Pupils bridge the generation gap

November 27 2018
Pupils bridge the generation gap

Children from Westbury Park Primary School took part in the first Enrichment Week of the academic year in November, visiting two local St Monica Trust care homes and joining in activities with the residents.

The school has a focus on the community and wellbeing for activities this year. Children from all years meet in their house teams to take part in four projects over the course of the school year. As well as the care home visits pupils will take part in a charity bake, sport and wellness activities, and projects to commemorate the school’s 125th anniversary which takes place in May 2019. 

The activities are organised by teachers, Vicki Inker (Enrichment lead at school) and Alison Painter. Vicki Inker said: “Enrichment weeks are so important and such a fantastic experience for the children. They enjoy working with other age groups and teachers across the school and really benefit from the activities they are involved in. The children always come back to class buzzing with excitement and enthusiasm.”

During the week beginning November 12, pupils visited St Monica Trust properties, The Garden House at the Cote Lane site and John Wills House at Westbury Fields, where they joined residents for board games and a lively game of bingo.

Lily, aged 8, enjoyed her visit, saying: "We had fun with the residents playing bingo.
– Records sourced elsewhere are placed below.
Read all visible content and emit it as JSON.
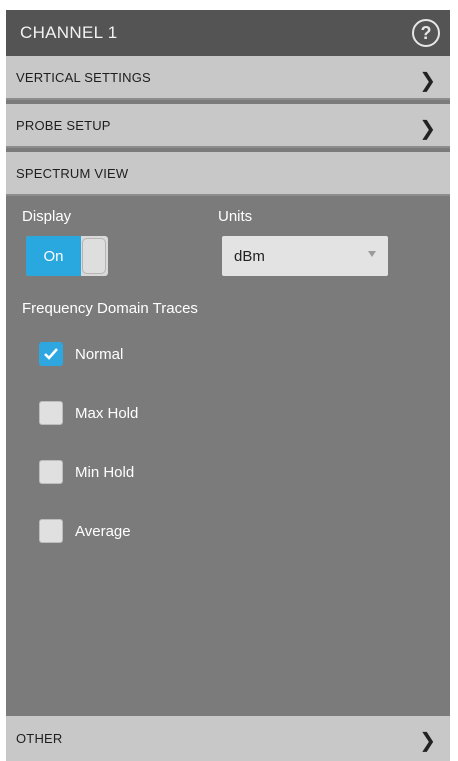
{
  "header": {
    "title": "CHANNEL 1",
    "help_icon": "help-icon"
  },
  "sections": {
    "vertical_settings": "VERTICAL SETTINGS",
    "probe_setup": "PROBE SETUP",
    "spectrum_view": "SPECTRUM VIEW",
    "other": "OTHER"
  },
  "spectrum": {
    "display_label": "Display",
    "display_toggle_value": "On",
    "units_label": "Units",
    "units_value": "dBm",
    "traces_label": "Frequency Domain Traces",
    "traces": [
      {
        "label": "Normal",
        "checked": true
      },
      {
        "label": "Max Hold",
        "checked": false
      },
      {
        "label": "Min Hold",
        "checked": false
      },
      {
        "label": "Average",
        "checked": false
      }
    ]
  },
  "colors": {
    "accent": "#29a8e0",
    "panel_bg": "#7b7b7b",
    "title_bg": "#545454",
    "section_bg": "#c8c8c8"
  }
}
We got to know each other better at the same time.”

Robyn, age 9, added: "It's good for the older people as they can be lonely and it's good for young people to learn about the community around us.”

Erin, age 5, made a picture for two elderly ladies and said: “We wanted to help them have fun again with us, as their own children are now grown up."

Emily Pimm is the Deputy Care Home Manager at John Wills House and can see the benefit of the interaction between the generations: 

“The residents have been looking forward to this a lot. I think it helps having different interaction, especially if they are feeling low. You see lots of improvement in mobility and if they are feeling better, they drink and eat more too and have an improved sense of well being. It benefits the children to have that interaction, learning from people who’ve had lots of experience of life and history and have lots of skills too,” she said.

Headteacher, Richard Bamber commented: “At Westbury Park School we pride ourselves on our community feel. One of the most effective ways we achieve this is through our ‘House Enrichment’ events. Every child from Reception to Year 6 is placed in one of our four houses ‘Dahl, Donaldson, Rosen and Rowling’. Over the course of the year the children will meet in their house teams to take part in various projects. 

“The children thoroughly enjoy these activities and make the most of the opportunity to work together on a project whilst making friends and building community. 

"The children benefit enormously from this experience as they spent time bridging the generation gap by playing games, reading and chatting.”